Defamation (GLAAD) President Neil Giuliano has cautioned people
protesting the loss of gay marriage in California, where voters
approved a constitutional ban on gay marriage. Florida and Arizona
voters also agreed to forbid gay marriage on November 4.
In California, however, voters not only
banned gay marriage, they also reversed a California Supreme Court
ruling issued in May that allowed gay marriages to begin. That
ruling was based on the equal protection clause of the California
constitution. On November 4, voters decided to alter the
constitution, leaving 18,000 gay marriages hanging by a thread.
Anger that had been simmering for
months on the Internet over the notion that it is fair or democratic
to revoke rights granted by the constitution and sanctioned by the
California Supreme Court quickly boiled over onto the streets of
California and Utah. A grassroots movement patched together from
Facebook and MySpace pages delivered thousands of gay youths to city
halls and church steps, stunning veteran gay activists.
Gay marriage proponents blame the loss
of gay marriage on the meddling of the Mormon Church, whose members
were strongly encouraged to give of their time and donate money.
Many of the protests occurred outside
of Mormon Temples. For example, a large demonstration took place in
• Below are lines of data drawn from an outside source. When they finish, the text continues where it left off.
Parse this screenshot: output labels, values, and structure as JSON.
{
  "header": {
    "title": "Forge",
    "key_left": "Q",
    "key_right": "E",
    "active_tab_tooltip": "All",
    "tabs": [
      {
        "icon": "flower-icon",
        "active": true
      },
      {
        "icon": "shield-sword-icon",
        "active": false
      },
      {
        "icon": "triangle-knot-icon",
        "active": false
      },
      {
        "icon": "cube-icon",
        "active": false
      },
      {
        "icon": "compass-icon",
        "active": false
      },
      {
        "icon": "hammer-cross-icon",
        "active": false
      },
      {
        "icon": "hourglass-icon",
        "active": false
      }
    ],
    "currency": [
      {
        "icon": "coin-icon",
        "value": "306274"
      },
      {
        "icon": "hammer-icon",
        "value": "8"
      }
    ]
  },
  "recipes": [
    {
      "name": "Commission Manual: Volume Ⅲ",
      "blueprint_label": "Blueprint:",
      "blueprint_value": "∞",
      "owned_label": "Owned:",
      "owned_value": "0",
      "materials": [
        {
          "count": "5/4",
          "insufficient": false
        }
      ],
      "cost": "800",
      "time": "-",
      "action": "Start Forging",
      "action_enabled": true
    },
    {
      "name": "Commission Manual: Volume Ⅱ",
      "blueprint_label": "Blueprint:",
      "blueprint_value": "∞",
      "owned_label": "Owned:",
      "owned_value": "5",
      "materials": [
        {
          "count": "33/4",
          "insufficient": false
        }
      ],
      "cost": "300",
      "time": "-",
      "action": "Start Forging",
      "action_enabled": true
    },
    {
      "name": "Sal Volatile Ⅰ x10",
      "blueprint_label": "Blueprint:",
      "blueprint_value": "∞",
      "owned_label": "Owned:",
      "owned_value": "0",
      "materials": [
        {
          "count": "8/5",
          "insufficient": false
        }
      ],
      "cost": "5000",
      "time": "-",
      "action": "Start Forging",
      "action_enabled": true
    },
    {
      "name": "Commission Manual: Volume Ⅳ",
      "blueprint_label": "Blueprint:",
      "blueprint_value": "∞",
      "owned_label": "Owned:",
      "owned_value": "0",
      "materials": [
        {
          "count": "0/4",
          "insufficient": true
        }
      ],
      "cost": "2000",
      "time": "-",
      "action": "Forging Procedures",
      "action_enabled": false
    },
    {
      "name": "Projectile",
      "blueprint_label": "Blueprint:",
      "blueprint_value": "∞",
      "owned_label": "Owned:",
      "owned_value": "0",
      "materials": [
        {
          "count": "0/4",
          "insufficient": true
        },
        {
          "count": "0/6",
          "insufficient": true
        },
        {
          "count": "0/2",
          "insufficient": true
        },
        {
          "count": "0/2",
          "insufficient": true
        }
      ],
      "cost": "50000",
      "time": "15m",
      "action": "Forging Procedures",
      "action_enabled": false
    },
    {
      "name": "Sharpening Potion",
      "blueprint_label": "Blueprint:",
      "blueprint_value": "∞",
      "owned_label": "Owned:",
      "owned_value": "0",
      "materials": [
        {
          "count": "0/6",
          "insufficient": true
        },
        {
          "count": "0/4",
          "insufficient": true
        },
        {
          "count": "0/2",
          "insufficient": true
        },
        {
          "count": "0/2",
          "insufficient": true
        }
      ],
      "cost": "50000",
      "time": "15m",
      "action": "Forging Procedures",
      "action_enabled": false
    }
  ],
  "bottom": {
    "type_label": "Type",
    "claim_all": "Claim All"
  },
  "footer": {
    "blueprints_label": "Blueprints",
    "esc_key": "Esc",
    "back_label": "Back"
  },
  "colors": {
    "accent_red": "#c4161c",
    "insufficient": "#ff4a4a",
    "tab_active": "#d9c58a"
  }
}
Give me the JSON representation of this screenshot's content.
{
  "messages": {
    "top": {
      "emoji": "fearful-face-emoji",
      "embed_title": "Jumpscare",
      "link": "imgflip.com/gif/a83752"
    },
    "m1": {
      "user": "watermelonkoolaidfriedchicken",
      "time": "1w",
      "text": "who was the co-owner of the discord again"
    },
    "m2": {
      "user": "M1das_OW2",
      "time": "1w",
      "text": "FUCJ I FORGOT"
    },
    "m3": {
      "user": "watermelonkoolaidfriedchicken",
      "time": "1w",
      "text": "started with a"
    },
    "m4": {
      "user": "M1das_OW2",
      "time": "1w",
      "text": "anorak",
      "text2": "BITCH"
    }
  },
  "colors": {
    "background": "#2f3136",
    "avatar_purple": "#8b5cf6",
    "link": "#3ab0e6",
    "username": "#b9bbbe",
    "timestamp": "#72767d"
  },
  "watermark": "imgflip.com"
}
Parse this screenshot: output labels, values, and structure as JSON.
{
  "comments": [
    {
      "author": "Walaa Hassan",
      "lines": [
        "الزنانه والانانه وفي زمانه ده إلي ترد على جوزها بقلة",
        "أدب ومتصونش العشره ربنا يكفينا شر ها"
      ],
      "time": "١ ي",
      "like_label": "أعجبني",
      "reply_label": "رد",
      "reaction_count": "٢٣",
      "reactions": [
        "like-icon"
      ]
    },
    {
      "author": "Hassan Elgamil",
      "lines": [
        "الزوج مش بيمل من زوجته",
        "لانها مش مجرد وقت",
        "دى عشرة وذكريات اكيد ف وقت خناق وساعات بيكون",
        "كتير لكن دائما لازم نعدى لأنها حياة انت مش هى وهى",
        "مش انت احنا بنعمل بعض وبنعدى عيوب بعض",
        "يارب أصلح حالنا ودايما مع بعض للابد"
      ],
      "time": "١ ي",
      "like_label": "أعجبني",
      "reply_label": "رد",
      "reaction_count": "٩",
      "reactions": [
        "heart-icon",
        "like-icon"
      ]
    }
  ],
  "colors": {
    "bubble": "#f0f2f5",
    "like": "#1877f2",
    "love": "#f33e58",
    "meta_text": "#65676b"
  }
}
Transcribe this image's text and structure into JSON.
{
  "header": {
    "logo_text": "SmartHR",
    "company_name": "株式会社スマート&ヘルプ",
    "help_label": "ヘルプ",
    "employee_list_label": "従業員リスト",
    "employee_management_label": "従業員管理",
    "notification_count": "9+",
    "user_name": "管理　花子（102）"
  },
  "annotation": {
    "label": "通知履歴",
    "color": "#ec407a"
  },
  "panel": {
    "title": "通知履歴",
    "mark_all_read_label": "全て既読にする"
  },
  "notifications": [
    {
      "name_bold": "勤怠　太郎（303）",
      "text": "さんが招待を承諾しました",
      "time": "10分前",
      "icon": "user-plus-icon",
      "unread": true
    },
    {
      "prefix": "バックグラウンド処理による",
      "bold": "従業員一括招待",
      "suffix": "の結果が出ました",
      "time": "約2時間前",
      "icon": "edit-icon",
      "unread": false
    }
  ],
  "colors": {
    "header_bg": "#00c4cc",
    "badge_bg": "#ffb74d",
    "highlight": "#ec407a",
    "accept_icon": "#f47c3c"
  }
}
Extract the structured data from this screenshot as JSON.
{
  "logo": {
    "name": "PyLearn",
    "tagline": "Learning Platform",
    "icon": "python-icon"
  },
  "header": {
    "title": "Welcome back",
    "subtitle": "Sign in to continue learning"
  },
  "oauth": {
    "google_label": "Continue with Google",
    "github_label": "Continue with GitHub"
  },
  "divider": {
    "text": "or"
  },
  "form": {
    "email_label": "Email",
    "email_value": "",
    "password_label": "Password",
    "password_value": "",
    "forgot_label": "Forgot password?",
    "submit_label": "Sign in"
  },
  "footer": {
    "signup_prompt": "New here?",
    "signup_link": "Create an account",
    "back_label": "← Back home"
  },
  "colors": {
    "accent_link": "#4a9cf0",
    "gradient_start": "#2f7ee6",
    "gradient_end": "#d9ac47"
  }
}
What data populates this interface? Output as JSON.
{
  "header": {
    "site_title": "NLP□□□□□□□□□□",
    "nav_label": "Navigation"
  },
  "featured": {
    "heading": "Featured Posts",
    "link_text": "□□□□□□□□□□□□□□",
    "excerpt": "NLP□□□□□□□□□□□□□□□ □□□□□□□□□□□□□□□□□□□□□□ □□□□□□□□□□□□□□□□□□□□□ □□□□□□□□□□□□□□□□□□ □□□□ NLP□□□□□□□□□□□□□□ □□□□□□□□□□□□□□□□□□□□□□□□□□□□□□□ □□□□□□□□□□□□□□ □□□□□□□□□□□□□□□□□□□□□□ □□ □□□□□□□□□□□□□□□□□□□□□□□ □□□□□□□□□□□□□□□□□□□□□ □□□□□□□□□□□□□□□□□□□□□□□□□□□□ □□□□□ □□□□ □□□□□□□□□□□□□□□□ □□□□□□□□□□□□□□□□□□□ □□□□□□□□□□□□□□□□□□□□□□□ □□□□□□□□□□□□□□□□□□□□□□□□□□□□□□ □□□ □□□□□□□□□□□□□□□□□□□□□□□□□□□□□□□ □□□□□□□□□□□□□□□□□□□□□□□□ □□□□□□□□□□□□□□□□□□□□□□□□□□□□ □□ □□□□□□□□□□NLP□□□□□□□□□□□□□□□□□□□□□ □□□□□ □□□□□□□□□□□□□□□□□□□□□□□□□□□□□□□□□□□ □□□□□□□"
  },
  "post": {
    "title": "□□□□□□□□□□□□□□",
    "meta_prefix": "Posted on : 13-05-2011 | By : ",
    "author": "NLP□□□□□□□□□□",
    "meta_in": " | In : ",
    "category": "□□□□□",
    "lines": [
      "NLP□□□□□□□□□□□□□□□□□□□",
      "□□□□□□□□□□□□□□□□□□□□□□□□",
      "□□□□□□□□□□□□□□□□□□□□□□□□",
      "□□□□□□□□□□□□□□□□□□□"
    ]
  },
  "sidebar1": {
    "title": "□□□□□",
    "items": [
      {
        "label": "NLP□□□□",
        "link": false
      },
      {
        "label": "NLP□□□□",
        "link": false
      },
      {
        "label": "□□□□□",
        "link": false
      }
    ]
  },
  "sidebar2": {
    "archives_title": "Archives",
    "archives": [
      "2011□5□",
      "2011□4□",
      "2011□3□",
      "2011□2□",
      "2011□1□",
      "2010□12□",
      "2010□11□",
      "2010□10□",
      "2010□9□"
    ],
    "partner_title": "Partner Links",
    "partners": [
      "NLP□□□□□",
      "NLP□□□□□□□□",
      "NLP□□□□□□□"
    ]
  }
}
New York City outside the Manhattan Mormon Temple near the Lincoln
Center on Wednesday.
Gay marriage foes have failed on at
least one count: Silencing gay marriage backers. In fact, their win
has become a boon to gay rights activists who have struggled for
years to find an issue that would resonate with gay youth. Problem
In an interview with OUTTAKEOnline CEO
Charlotte Robinson, Giuliano said calling the protests the second
Stonewall was “too strong” a statement to make and cautioned the
protesters about their message.
“I think it is important that people
are exercising their right to demonstrate and protest,” the former
Tempe, Arizona mayor said. “But I think we do have to be careful
and protest on the content of what happened in the election and the
fact that it was funded primarily through a church's communication
effort without commenting on that church's beliefs and that church's
right to have those beliefs within their religious doctrine.”
“It's wrong that the churches got as
engaged as they did, that doesn't mean the churches don't have a
right to believe whatever they believe, but their behavior was
Hear the complete audio interview at